--- Activity ---
Filter the entries below down to the lines that hold "characters".

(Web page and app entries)
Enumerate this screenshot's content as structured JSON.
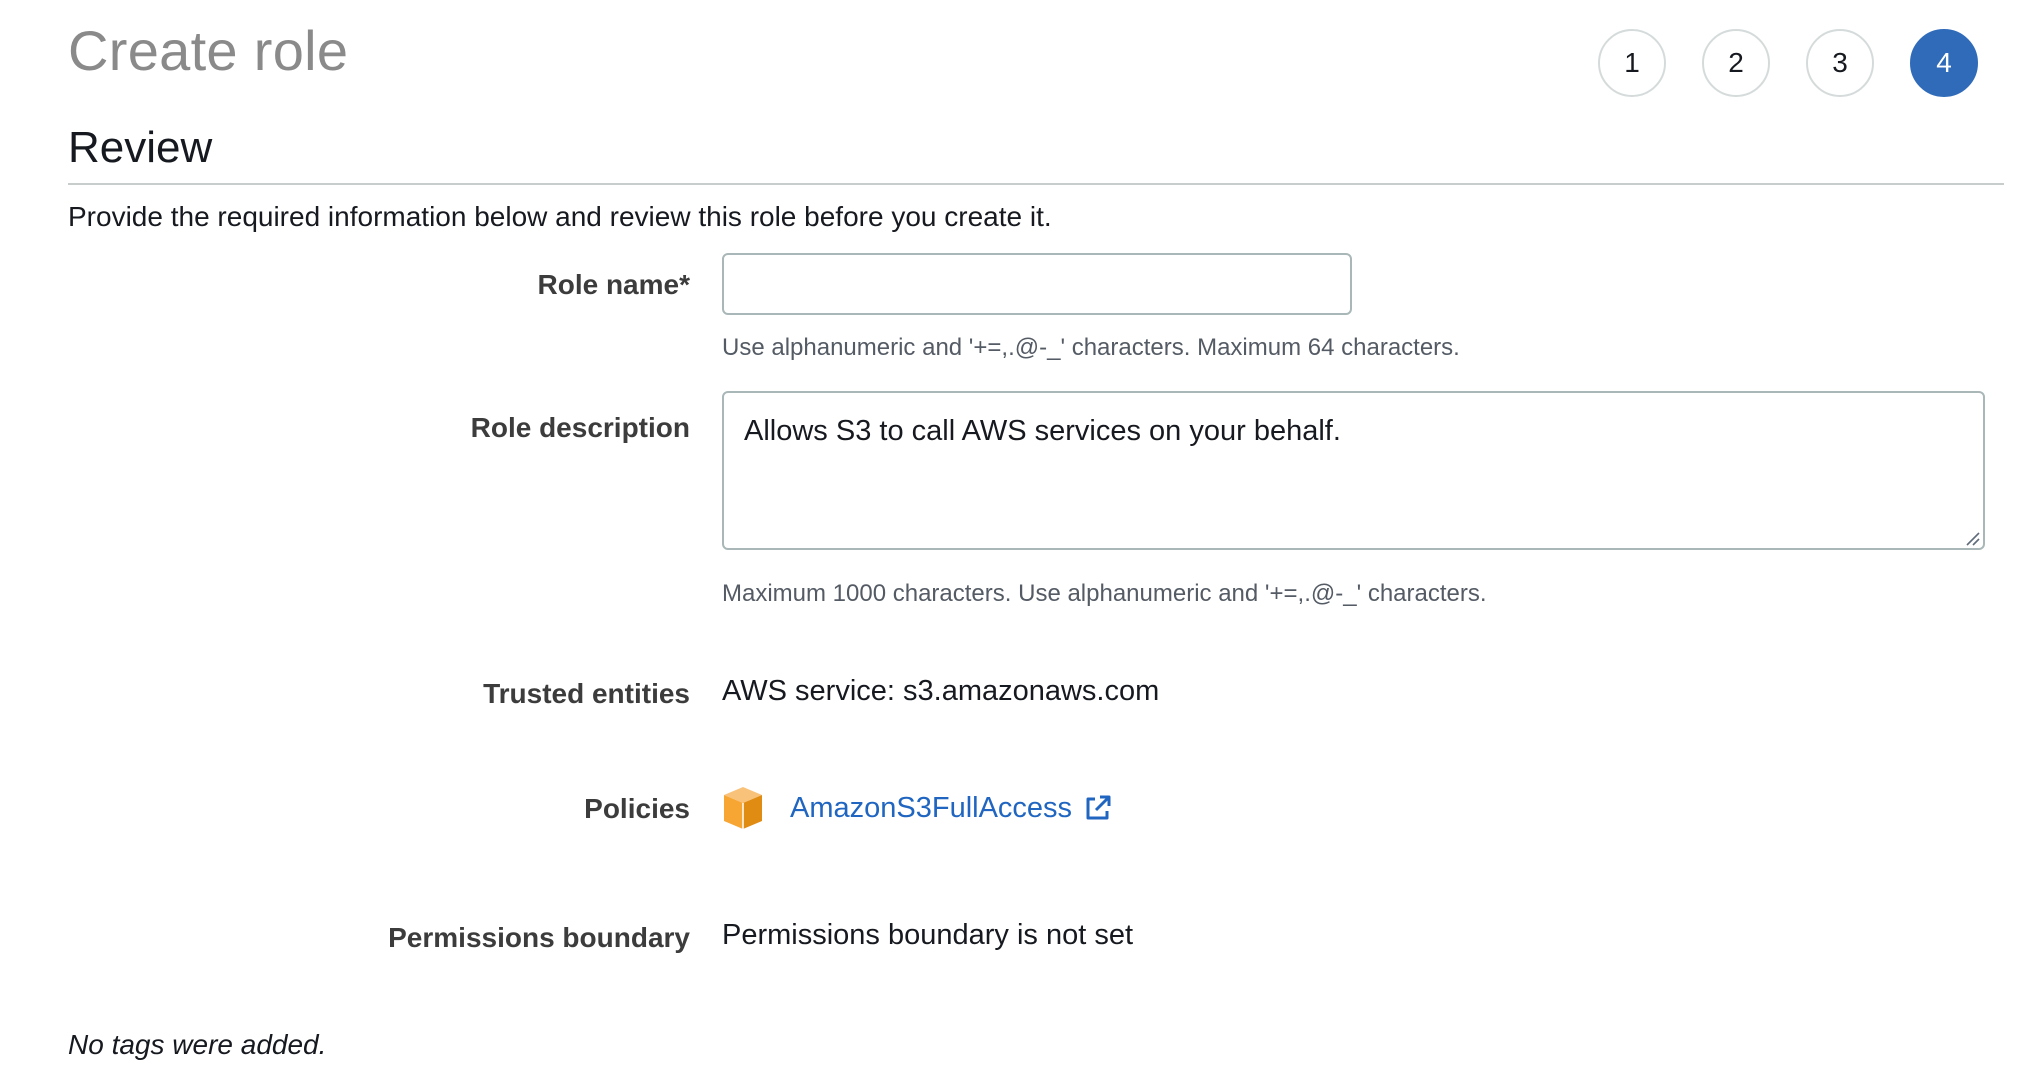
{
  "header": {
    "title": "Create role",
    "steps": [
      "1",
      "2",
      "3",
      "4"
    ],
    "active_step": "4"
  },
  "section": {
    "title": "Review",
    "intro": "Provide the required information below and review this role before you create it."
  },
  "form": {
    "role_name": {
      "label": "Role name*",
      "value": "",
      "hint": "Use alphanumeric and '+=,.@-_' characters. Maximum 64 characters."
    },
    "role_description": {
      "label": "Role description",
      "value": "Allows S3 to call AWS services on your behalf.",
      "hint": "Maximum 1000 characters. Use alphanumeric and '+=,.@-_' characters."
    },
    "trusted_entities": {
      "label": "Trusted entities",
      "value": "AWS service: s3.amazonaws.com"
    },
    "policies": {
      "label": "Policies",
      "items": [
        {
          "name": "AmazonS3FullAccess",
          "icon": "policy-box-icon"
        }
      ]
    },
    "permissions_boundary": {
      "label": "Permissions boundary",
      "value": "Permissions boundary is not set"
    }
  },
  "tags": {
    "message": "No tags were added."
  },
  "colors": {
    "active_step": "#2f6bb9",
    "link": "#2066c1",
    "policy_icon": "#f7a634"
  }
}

--- Solution to this problem ---
      "hint": "Use alphanumeric and '+=,.@-_' characters. Maximum 64 characters."
      "hint": "Maximum 1000 characters. Use alphanumeric and '+=,.@-_' characters."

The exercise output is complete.